### [Exercise directions]
Records follow. Pull out every line that contains "article".

### [Available records]
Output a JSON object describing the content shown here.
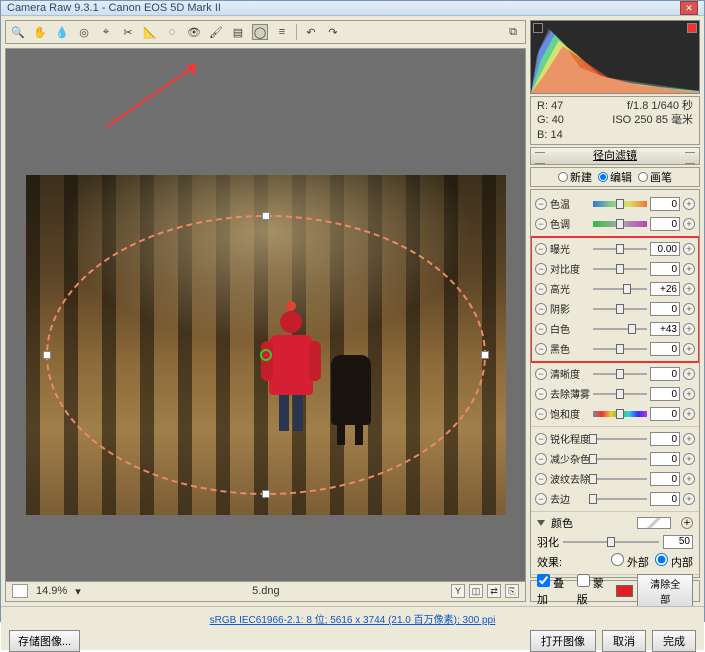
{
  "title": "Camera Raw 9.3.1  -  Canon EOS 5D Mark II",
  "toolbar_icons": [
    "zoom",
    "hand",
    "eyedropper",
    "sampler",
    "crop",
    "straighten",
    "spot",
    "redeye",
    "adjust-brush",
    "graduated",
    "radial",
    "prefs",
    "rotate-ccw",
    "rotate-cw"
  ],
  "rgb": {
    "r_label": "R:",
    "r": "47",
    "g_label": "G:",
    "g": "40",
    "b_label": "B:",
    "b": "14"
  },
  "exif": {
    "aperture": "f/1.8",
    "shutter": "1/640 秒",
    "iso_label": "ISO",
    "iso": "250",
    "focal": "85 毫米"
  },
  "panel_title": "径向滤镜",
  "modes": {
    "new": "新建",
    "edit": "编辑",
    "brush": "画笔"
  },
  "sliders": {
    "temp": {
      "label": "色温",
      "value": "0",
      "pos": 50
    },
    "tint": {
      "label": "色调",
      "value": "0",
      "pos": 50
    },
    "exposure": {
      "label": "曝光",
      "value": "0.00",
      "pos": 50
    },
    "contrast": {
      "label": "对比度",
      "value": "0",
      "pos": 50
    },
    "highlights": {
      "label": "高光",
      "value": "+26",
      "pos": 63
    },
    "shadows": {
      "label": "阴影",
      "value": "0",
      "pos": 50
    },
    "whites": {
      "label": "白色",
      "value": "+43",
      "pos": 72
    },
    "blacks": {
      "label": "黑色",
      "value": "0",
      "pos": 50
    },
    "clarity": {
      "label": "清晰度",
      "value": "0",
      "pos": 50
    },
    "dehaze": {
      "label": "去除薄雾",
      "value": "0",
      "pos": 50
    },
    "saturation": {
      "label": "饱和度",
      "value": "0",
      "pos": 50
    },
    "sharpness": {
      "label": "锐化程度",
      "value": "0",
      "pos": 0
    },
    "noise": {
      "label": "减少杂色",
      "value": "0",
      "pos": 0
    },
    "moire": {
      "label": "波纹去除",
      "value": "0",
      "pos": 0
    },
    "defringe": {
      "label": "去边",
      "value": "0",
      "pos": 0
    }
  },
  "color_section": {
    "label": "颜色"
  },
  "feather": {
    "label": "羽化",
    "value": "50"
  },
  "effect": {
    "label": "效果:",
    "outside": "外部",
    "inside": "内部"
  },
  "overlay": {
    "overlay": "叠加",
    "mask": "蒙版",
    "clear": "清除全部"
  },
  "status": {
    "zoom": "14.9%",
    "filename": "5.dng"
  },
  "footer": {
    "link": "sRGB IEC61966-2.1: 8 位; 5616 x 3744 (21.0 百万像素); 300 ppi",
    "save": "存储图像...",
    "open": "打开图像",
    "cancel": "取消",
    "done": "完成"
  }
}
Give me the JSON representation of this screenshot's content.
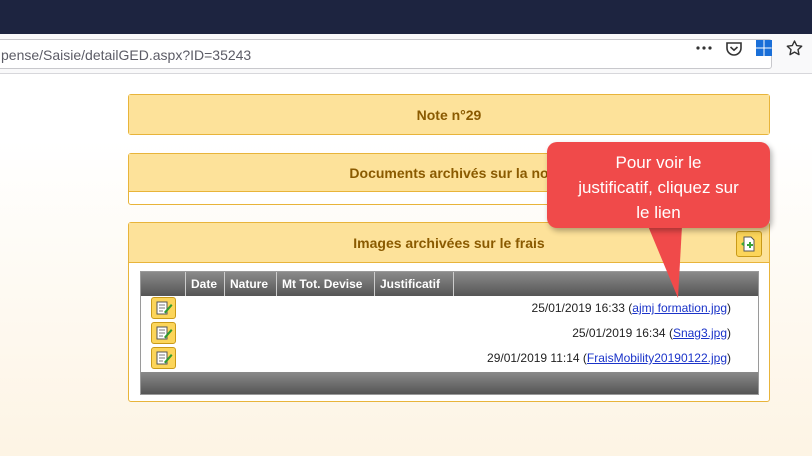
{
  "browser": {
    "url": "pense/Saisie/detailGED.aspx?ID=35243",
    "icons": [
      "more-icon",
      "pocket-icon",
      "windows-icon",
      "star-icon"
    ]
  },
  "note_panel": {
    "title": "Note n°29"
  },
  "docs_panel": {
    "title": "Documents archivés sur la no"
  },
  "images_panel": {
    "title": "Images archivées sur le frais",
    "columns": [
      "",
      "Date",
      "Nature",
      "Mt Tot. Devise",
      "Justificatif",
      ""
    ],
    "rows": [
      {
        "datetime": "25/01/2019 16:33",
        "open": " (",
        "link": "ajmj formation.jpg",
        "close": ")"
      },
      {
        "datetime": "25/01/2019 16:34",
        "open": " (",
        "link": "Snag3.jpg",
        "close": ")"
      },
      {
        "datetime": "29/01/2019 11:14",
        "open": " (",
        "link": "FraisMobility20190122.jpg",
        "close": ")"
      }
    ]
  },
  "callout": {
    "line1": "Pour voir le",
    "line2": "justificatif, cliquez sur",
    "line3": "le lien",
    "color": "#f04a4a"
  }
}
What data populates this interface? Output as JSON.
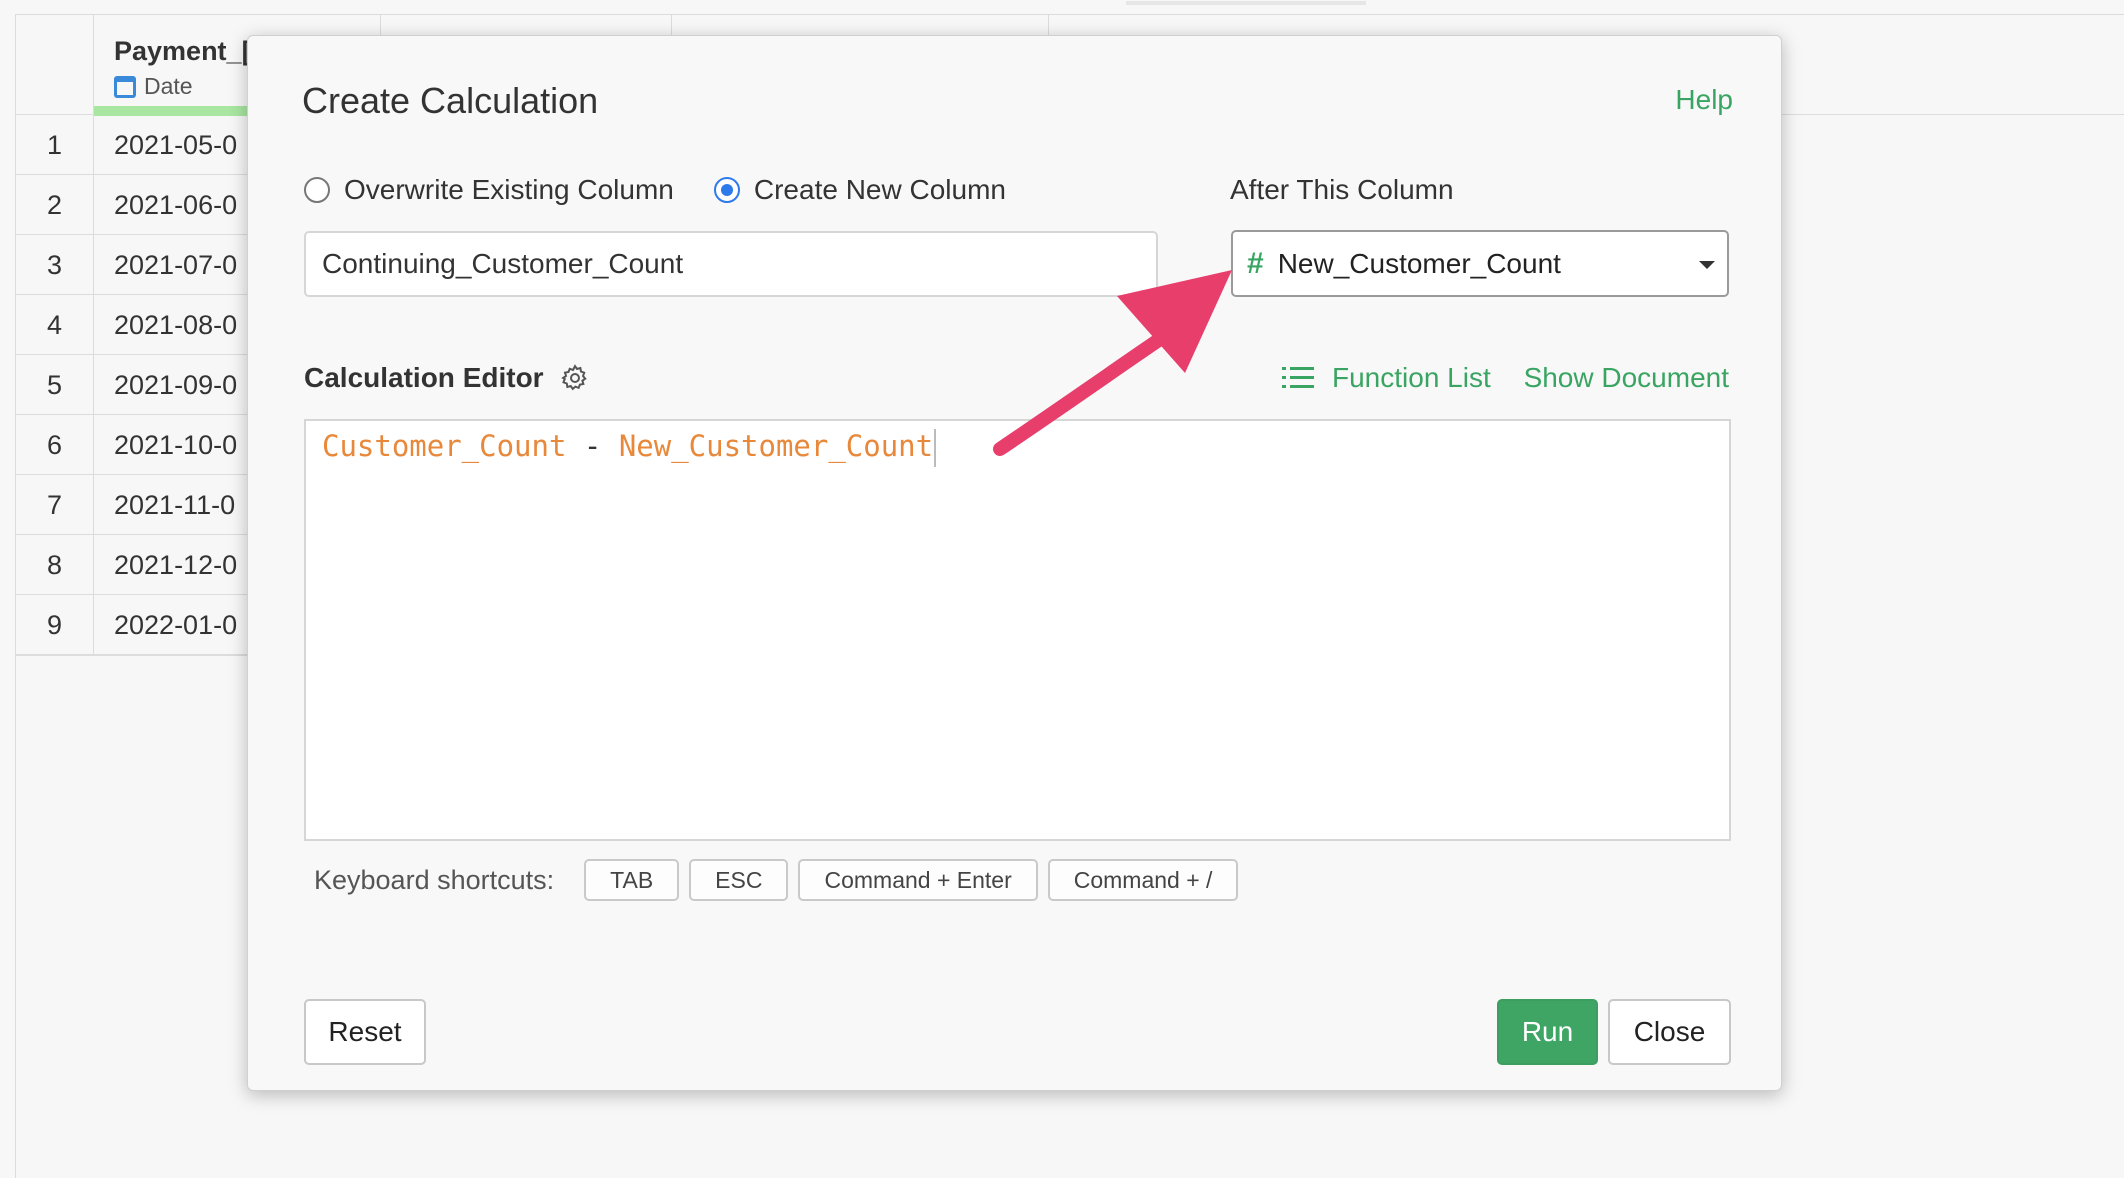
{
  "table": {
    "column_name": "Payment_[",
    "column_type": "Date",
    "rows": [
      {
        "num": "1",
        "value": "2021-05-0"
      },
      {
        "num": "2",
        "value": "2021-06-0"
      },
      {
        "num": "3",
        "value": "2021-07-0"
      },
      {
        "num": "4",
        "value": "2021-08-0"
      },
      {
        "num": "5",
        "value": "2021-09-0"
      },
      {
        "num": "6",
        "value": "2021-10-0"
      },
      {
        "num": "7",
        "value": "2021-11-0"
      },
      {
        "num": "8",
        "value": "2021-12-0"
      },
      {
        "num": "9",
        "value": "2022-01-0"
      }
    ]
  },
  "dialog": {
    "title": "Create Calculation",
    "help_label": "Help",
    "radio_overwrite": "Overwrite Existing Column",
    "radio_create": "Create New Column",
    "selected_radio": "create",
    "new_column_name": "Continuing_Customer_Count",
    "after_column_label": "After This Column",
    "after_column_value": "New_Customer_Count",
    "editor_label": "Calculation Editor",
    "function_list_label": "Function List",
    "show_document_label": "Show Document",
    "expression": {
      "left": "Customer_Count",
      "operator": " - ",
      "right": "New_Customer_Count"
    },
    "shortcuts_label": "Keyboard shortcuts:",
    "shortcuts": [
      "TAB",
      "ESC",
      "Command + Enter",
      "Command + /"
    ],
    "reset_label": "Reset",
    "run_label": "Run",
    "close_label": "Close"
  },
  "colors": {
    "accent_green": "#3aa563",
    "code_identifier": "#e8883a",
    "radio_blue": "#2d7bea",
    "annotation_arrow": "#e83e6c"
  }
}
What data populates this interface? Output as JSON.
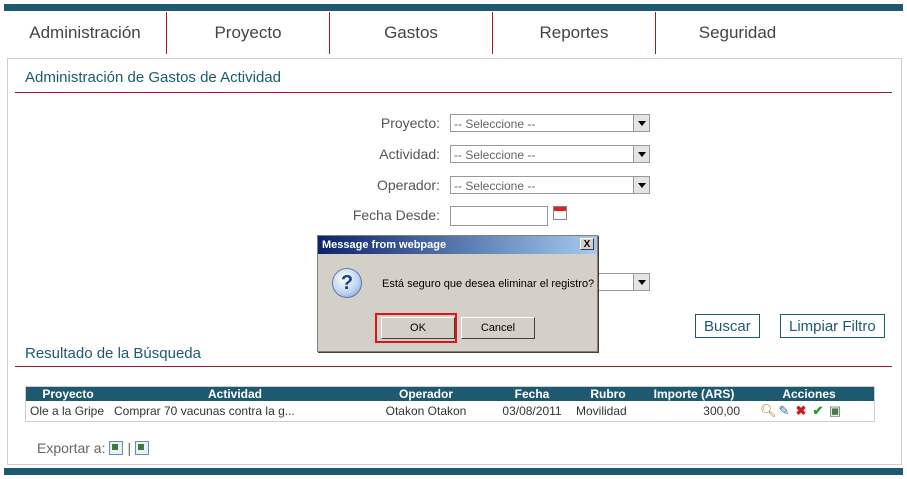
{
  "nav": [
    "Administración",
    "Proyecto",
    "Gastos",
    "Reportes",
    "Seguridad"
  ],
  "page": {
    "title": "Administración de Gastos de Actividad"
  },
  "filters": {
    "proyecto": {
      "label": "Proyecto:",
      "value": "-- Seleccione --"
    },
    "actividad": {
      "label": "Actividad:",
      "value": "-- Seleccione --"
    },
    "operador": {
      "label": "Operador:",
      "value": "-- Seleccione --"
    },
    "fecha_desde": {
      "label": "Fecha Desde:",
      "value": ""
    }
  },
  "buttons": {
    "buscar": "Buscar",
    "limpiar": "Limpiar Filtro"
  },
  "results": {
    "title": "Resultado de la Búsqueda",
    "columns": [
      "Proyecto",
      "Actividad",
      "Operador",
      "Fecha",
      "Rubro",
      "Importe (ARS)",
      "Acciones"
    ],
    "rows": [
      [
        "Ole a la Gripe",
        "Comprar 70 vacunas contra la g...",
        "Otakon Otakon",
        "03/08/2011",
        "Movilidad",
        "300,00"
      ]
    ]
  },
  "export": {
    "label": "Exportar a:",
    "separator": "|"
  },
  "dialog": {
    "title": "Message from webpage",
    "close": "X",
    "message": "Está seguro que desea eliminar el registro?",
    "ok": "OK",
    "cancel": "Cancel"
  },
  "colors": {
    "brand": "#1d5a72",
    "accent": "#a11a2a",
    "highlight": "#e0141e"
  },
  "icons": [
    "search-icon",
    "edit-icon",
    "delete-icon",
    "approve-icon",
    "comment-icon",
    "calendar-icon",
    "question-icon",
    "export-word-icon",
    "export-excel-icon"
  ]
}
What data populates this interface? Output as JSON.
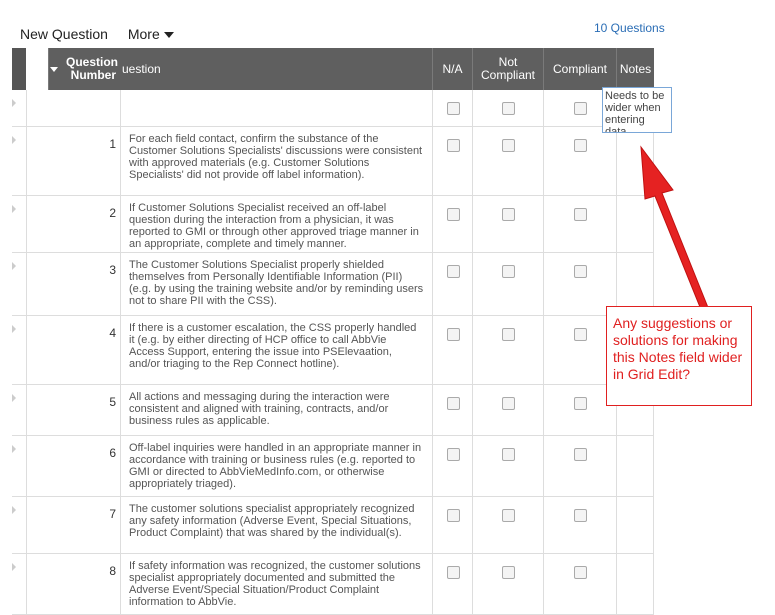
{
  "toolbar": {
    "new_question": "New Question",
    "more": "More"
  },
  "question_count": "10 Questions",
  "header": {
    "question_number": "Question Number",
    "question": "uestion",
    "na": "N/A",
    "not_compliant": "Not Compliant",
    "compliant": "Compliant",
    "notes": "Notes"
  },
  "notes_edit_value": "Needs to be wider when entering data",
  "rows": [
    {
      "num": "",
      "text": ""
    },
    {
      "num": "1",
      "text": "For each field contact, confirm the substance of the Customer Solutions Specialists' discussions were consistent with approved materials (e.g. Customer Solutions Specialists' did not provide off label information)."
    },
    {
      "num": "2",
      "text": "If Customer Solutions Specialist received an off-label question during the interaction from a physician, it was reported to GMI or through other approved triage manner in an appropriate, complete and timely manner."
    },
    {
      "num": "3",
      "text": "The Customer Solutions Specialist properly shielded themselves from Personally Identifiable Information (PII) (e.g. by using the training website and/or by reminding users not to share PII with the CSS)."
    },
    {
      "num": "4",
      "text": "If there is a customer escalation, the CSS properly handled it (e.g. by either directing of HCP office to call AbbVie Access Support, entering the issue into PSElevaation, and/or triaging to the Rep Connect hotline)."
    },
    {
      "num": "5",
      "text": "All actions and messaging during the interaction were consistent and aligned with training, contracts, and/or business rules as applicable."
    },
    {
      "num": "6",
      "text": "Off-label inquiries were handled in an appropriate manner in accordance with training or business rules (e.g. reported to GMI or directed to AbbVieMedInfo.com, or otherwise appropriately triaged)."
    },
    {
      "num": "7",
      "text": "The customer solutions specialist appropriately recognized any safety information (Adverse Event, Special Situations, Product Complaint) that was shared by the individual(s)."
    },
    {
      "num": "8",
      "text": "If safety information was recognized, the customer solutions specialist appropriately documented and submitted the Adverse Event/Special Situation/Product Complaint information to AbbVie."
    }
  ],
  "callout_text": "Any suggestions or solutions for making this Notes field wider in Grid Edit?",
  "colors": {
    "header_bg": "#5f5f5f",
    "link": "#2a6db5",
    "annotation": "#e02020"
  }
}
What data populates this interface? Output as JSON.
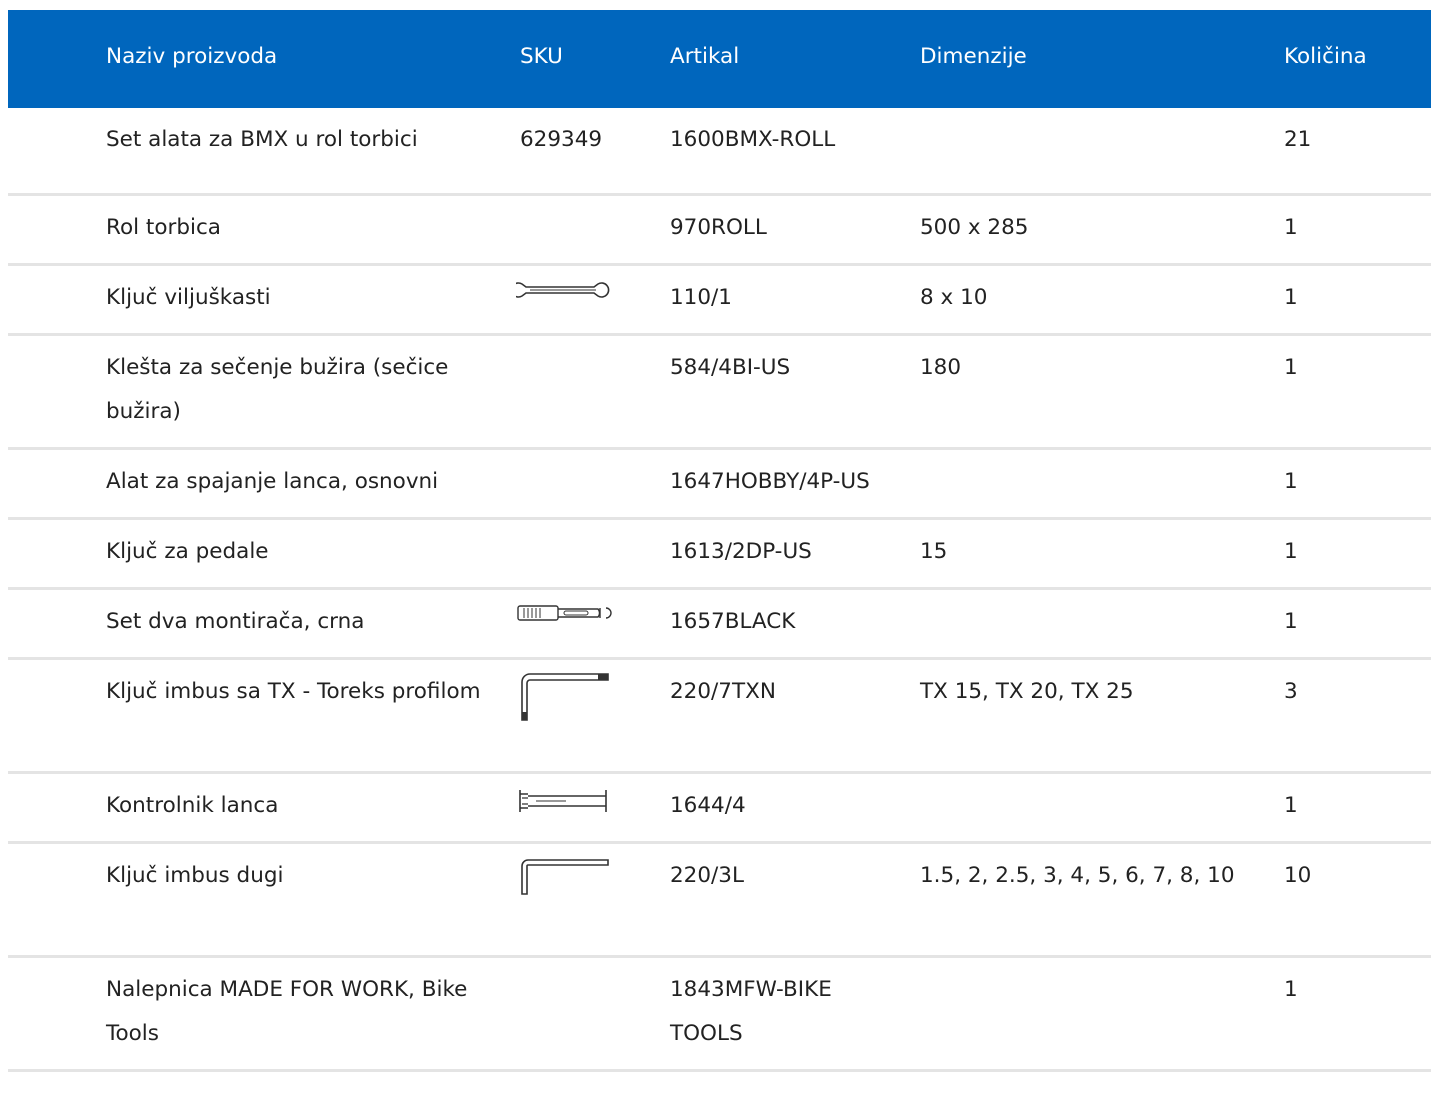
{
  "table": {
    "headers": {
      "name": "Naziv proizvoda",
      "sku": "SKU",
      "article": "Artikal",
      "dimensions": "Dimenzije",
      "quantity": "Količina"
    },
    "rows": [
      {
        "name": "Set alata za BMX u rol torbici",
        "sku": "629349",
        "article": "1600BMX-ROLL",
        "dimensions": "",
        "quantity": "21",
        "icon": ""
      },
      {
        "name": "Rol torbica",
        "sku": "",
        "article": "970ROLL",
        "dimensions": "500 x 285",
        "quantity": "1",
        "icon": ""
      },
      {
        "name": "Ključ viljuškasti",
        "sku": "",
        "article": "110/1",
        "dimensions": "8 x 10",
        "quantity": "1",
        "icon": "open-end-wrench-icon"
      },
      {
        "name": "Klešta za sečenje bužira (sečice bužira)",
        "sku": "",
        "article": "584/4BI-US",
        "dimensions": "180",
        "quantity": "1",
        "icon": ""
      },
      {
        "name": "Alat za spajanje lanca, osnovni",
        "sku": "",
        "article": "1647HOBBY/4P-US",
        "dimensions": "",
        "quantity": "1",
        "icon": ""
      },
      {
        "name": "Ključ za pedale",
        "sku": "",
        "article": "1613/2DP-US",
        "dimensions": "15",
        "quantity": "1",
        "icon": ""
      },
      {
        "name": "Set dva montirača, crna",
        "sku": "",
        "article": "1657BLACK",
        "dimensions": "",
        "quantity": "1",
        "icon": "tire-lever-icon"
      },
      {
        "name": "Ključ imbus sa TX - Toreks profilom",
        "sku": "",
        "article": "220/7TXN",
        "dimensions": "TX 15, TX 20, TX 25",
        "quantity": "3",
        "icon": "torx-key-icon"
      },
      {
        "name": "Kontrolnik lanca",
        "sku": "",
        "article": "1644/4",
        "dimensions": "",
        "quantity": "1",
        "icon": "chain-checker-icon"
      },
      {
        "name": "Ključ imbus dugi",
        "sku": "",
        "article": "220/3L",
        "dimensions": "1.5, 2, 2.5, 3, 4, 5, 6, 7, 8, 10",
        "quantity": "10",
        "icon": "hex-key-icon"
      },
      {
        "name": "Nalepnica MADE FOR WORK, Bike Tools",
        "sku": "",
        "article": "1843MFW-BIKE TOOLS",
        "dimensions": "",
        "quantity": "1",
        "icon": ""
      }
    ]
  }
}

### [Problem solution]
      "article": "Artikal",
        "article": "1600BMX-ROLL",
        "article": "970ROLL",
        "article": "110/1",
        "article": "584/4BI-US",
        "article": "1647HOBBY/4P-US",
        "article": "1613/2DP-US",
        "article": "1657BLACK",
        "article": "220/7TXN",
        "article": "1644/4",
        "article": "220/3L",
        "article": "1843MFW-BIKE TOOLS",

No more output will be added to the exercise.